--- DATA FOR THE TASK ---

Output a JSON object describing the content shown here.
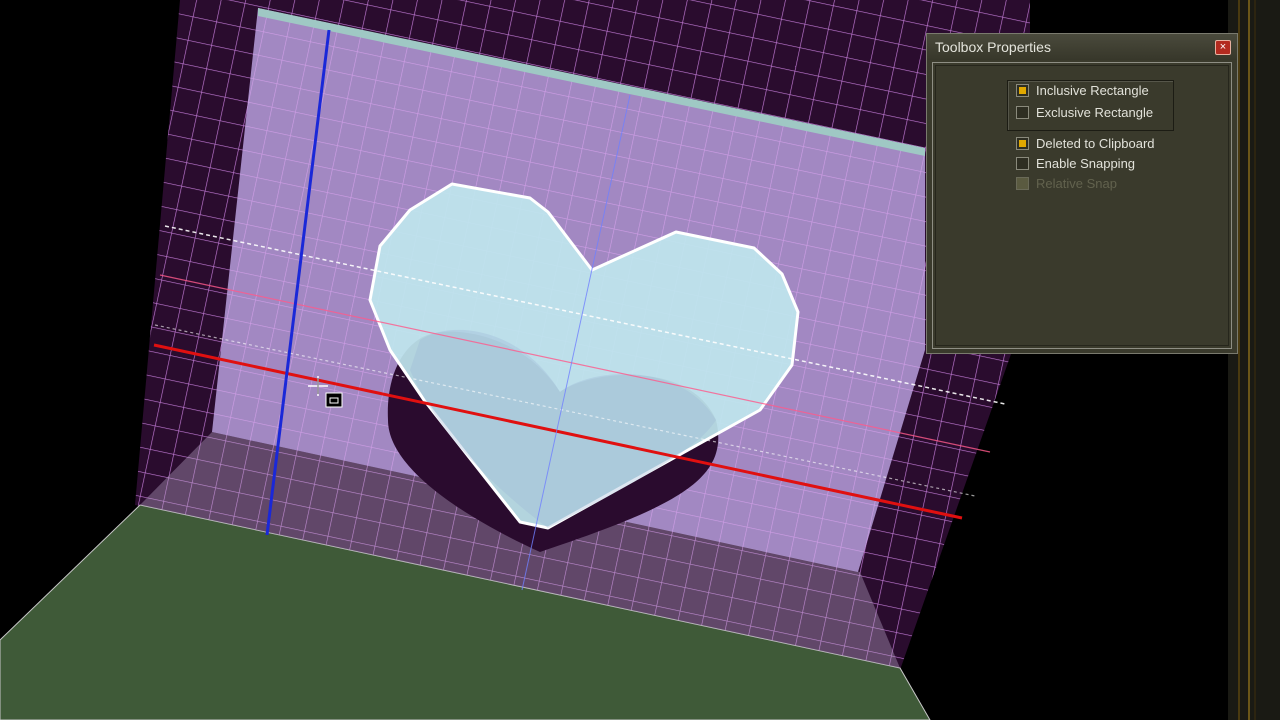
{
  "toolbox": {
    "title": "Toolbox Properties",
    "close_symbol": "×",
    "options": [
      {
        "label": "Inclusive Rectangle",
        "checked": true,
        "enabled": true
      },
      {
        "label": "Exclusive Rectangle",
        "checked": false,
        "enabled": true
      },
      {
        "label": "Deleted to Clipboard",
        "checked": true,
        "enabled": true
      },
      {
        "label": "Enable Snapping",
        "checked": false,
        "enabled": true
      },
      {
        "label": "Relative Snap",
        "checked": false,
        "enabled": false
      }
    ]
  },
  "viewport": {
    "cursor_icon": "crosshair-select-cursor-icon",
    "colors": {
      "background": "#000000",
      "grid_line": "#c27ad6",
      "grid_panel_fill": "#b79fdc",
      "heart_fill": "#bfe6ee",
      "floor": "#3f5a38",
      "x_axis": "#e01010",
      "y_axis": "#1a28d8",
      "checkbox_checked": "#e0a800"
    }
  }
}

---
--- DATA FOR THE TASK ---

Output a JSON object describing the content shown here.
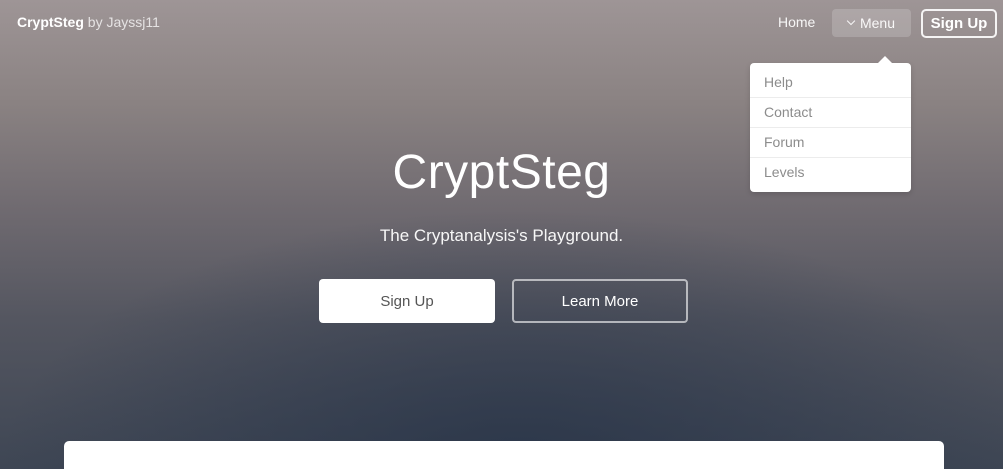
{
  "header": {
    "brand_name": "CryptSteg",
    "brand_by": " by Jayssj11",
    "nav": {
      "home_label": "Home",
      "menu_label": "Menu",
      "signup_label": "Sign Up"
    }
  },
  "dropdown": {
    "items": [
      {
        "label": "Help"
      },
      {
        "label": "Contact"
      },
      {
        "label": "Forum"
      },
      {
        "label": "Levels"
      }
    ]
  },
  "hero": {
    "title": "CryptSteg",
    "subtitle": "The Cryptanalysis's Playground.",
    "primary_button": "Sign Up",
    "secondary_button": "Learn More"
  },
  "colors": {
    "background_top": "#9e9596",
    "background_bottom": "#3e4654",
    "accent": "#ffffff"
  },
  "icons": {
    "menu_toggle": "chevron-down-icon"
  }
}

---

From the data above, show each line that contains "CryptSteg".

#### EXERCISE OUTPUT:
    "brand_name": "CryptSteg",
    "title": "CryptSteg",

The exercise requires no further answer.